I step out of my skin, my gender,
my place-names, leave them in a pile
on the bathroom floor.

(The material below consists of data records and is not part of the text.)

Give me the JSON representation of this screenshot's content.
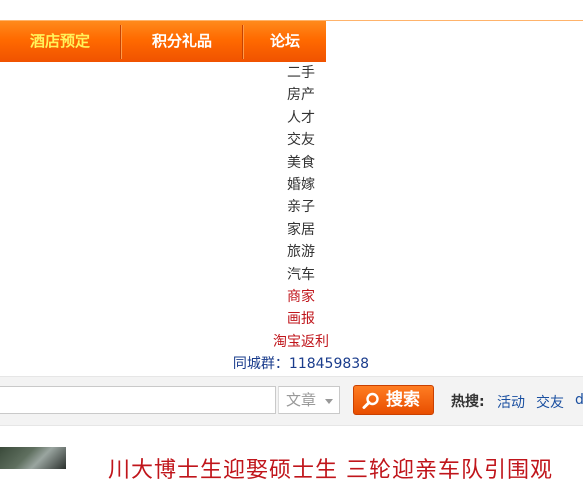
{
  "nav": {
    "items": [
      {
        "label": "酒店预定",
        "active": true
      },
      {
        "label": "积分礼品",
        "active": false
      },
      {
        "label": "论坛",
        "active": false
      }
    ]
  },
  "dropdown": {
    "items": [
      "二手",
      "房产",
      "人才",
      "交友",
      "美食",
      "婚嫁",
      "亲子",
      "家居",
      "旅游",
      "汽车"
    ],
    "highlight_items": [
      "商家",
      "画报",
      "淘宝返利"
    ],
    "group_label": "同城群：",
    "group_number": "118459838"
  },
  "search": {
    "type_label": "文章",
    "button_label": "搜索",
    "hot_label": "热搜:",
    "hot_items": [
      "活动",
      "交友",
      "d"
    ]
  },
  "article": {
    "headline": "川大博士生迎娶硕士生 三轮迎亲车队引围观"
  },
  "colors": {
    "nav_orange": "#ff6a00",
    "active_yellow": "#fff35a",
    "highlight_red": "#c0151b",
    "link_blue": "#1a4fa0"
  }
}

The new language slides
like an egg-yolk down my throat.
At dusk three shoeless boys kick a ball
of plastic bags tied together by twine.
My world is made by thatched huts
that stand up and walk on feet of their own.
Some things follow me across borders:
love, honey-thick, insecurity.
If I choose any direction and walk
for long enough, I’ll find the sea.
There are other kettles to boil,
leaves and soil and the hand-written
placards of a revolution.
In a dusty town, the youngest
of three brothers flies a kite,
rolls spool after spool of footprints
onto the roof of the sky.